Negotiations carried on through the holiday weekend, but in the early hours of July 5, Teamsters left negotiations after UPS returned with the same offer, stating it was the best they could offer. UPS has said they’re proud of their “historic proposals that build on our industry-leading pay.”
According to O’Brien, pay for part-time workers is where the two sides differ. Part-time employees make up roughly 55% of the UPS workers the union represents, and increasing their compensation has been one of the Teamsters’ primary focuses. O’Brien says they’re “probably $6 to $7 per hour apart” on starting rates of pay for part-timers. According to UPS, part-time employees earn an average of $20 an hour after 30 days.
O’Brien says a tentative agreement can be reached ahead of the deadline, but it’s “totally up to UPS.”
So… Will a Strike Happen?
The recent breakdown in negotiations could make a strike appear more likely than before, with O’Brien even calling it “inevitable.” Still, there are three major players – UPS, Teamsters, and the U.S. Federal Government – that all have an interest in avoiding a strike.
It’s important to note key differences between now and the 1997 strike. First, UPS was not yet a publicly-traded company in 1997, meaning they didn’t have stock prices to consider and shareholders to answer to. Additionally, shippers have far more carrier options today than in 1997. While it’s probably too late for shippers to entirely switch or add carriers by August 1 (FedEx and the USPS simply can’t handle all of UPS’ volume), UPS now faces a reality that even after a strike ends, disgruntled shippers might take their business elsewhere.
While they haven’t held back in threatening a strike, the Teamsters have plenty of incentive to avoid a work stoppage. Ultimately, they want to do what’s best for the employees they represent, and anything that could have long-term consequences for UPS isn’t in their best interest. Even though a $350 million strike fund sounds impressive, with 340,000 employees, each would only receive a little over $1,000. That won’t last long, and Teamsters’ middle-class workers would then face the reality of going weeks without pay.

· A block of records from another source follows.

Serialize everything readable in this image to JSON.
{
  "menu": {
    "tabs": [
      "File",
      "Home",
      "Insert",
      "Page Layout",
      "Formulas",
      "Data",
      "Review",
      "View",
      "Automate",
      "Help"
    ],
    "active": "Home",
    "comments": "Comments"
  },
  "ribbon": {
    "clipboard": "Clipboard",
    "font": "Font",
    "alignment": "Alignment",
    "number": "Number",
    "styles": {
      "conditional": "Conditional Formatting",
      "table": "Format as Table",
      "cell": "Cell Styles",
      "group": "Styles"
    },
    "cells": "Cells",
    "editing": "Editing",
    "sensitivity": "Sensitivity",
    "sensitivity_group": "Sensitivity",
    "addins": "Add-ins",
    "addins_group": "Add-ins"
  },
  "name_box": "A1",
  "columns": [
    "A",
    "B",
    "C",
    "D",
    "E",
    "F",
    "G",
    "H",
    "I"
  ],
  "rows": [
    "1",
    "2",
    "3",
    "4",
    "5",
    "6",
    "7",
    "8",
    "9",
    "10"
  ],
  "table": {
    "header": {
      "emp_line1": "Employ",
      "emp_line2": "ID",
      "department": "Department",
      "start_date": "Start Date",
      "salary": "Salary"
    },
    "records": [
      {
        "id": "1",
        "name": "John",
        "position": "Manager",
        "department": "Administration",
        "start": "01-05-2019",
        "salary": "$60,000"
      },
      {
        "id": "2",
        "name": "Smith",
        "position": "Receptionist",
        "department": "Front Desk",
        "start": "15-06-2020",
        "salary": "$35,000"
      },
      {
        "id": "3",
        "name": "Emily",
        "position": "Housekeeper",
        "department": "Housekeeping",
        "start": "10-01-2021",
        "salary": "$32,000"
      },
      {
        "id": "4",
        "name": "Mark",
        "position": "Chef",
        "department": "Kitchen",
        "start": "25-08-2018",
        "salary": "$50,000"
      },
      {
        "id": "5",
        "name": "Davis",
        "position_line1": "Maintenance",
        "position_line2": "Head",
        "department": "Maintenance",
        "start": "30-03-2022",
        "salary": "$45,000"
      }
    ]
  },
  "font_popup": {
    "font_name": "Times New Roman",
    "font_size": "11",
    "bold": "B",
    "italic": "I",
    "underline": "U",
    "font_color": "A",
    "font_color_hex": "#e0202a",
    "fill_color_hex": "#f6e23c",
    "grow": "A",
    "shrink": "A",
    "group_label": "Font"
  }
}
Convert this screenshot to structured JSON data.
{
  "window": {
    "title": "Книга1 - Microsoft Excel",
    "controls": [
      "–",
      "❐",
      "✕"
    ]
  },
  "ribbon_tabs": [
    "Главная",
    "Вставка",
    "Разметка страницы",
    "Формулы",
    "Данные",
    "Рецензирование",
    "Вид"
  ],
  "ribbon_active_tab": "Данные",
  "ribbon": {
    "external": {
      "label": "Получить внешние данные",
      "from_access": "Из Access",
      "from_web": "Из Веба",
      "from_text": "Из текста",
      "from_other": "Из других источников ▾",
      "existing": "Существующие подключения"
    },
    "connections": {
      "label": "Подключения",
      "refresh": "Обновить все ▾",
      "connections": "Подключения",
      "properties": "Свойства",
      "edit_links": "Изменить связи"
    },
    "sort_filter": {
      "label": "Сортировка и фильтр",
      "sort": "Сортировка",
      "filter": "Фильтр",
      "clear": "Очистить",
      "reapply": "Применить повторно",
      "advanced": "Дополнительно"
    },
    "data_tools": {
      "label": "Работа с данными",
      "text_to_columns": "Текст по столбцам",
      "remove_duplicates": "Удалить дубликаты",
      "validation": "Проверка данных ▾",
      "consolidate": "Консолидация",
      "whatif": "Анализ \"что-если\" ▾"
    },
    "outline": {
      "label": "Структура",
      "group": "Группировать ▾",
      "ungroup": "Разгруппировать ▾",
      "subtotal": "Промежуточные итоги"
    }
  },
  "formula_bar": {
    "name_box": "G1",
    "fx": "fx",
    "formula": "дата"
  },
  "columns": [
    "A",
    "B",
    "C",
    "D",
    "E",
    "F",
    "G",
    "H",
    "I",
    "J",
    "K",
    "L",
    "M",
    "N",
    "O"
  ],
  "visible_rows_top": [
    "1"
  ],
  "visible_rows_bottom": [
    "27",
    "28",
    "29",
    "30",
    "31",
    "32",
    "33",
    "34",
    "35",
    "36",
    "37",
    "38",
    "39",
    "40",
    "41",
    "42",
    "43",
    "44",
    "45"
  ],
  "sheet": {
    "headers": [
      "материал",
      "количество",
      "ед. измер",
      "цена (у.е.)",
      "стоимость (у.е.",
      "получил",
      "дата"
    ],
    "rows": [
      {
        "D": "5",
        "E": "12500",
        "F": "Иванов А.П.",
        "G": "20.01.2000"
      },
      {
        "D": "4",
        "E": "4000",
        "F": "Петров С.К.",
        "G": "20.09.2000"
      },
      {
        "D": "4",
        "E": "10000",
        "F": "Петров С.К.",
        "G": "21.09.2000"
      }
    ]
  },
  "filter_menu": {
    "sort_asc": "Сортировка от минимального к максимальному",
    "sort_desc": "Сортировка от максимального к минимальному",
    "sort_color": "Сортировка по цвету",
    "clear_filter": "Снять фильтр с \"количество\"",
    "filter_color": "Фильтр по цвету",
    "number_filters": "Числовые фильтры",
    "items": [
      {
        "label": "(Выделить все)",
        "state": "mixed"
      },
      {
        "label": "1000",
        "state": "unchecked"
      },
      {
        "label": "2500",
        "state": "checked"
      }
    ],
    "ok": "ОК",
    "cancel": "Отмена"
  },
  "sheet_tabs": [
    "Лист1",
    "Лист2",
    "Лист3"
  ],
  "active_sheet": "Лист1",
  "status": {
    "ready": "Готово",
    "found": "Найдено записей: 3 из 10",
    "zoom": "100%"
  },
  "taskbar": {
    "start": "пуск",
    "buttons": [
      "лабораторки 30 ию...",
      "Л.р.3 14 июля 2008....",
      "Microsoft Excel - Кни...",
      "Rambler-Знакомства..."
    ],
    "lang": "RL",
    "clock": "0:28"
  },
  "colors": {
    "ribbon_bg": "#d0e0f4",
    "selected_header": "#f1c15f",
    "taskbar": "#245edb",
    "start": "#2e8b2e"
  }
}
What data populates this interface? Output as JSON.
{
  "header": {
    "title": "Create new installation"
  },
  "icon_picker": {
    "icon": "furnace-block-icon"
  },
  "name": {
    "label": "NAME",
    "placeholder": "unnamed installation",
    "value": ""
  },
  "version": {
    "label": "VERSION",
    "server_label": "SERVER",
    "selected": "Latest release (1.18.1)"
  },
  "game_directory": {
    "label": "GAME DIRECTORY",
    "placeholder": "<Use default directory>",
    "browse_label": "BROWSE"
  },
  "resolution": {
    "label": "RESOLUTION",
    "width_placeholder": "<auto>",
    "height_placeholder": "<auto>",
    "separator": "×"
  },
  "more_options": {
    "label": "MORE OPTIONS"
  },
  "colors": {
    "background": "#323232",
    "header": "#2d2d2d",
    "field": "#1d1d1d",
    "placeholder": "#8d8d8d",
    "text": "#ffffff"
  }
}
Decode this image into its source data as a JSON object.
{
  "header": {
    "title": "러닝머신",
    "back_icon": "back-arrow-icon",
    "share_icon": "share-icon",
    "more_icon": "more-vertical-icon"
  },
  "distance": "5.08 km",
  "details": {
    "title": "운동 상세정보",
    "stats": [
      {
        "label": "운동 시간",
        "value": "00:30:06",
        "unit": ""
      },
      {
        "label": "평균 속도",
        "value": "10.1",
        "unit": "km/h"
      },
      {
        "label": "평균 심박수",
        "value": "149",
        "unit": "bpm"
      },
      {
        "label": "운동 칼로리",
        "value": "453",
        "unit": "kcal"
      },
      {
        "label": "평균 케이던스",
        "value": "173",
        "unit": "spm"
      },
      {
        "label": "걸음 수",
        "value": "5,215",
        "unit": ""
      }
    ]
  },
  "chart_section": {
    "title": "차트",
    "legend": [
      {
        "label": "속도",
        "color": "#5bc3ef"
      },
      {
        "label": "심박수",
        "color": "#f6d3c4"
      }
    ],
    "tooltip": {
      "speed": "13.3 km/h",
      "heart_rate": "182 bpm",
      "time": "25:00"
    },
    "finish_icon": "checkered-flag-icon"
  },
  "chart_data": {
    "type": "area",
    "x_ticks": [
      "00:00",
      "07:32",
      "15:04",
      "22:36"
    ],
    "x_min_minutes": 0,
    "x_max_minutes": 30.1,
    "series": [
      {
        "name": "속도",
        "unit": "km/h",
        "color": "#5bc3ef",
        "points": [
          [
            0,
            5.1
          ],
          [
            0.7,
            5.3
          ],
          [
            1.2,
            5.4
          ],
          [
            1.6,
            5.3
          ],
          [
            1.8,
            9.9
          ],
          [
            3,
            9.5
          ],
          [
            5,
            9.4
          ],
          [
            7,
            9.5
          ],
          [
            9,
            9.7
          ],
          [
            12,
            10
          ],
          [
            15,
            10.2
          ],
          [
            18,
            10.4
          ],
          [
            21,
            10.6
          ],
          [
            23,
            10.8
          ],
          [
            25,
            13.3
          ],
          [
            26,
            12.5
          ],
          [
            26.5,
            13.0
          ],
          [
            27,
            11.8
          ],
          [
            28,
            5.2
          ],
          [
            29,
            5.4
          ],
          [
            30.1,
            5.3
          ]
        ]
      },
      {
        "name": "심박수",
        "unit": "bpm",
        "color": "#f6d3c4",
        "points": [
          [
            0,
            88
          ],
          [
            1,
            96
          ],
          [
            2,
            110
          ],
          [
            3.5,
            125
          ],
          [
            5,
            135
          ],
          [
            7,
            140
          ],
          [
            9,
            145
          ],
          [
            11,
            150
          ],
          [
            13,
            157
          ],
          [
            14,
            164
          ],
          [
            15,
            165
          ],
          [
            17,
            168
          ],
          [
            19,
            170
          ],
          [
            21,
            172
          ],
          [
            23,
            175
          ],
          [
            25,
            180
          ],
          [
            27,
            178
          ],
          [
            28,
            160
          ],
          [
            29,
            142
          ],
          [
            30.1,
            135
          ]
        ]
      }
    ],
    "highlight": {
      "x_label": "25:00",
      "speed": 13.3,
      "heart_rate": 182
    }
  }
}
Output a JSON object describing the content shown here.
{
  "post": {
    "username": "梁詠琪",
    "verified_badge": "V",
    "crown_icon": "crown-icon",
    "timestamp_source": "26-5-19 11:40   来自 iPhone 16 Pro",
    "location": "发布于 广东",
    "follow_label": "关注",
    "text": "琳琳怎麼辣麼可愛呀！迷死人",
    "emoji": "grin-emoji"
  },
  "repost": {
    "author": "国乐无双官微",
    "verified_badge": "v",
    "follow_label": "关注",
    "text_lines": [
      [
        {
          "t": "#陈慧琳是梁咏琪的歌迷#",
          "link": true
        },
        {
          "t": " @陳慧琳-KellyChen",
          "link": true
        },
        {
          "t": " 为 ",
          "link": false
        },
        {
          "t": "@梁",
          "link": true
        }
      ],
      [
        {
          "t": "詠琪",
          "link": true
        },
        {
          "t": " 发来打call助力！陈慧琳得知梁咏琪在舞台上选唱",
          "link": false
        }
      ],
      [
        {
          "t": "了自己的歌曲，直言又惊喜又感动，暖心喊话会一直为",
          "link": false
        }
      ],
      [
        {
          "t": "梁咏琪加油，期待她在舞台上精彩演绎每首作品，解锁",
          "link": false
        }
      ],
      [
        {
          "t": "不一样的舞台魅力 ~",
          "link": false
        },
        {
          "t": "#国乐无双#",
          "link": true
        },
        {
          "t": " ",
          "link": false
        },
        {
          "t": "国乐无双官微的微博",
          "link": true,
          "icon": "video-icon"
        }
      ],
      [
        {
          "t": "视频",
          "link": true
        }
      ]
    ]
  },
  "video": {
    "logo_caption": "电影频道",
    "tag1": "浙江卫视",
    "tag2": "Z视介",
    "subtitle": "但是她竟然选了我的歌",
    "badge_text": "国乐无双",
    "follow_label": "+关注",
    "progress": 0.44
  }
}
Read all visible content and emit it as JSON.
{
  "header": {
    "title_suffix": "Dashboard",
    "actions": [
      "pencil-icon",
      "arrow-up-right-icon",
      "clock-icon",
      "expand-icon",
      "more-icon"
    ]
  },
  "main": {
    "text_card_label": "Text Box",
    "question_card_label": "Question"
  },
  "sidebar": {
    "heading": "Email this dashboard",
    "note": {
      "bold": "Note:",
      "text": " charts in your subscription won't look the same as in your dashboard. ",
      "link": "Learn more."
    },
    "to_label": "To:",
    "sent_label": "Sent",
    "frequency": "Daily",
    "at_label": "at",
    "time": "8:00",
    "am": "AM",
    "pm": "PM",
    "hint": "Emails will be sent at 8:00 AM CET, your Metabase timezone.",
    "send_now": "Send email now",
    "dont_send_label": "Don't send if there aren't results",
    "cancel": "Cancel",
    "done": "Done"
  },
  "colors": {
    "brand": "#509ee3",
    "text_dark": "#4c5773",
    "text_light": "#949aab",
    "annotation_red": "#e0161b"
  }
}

Additionally, Teamsters has seen mixed results recently, organizing successful strikes among food warehouse workers while simultaneously being voted out by a similar group in another state. With UPS employees being the largest single group the Teamsters represent, damaging that relationship could be devastating.
Should the two sides fail to reach an agreement, it’s still possible that the White House steps in to prevent a strike. Under the Taft-Hartley Act, President Biden has the power to halt a strike if it’s deemed too economically destructive to allow. With UPS moving an estimated 6% of the U.S. GDP daily, there’s no doubt the White House is closely monitoring the situation.
Still, intervention is not guaranteed. The Biden administration has been very pro-union – even more than the Clinton administration, who chose not to prevent the 1997 strike. While UPS’ parcel volumes are far higher than in 1997, and eCommerce is a far greater force in the U.S. economy, UPS has a smaller share of the parcel market today, so an argument can be made that a strike today would have less economic impact (relative to the size of the market) than in 1997.
Unfortunately, it’s likely too late for high-volume shippers to entirely switch carriers ahead of August 1, as others like FedEx and the USPS simply can’t handle all of UPS’ volume. FedEx is urging shippers to switch ASAP as they assess what volume commitments they can make.
UPS client or not, a potential strike impacts the entire parcel market, and all shippers should pay close attention to the situation.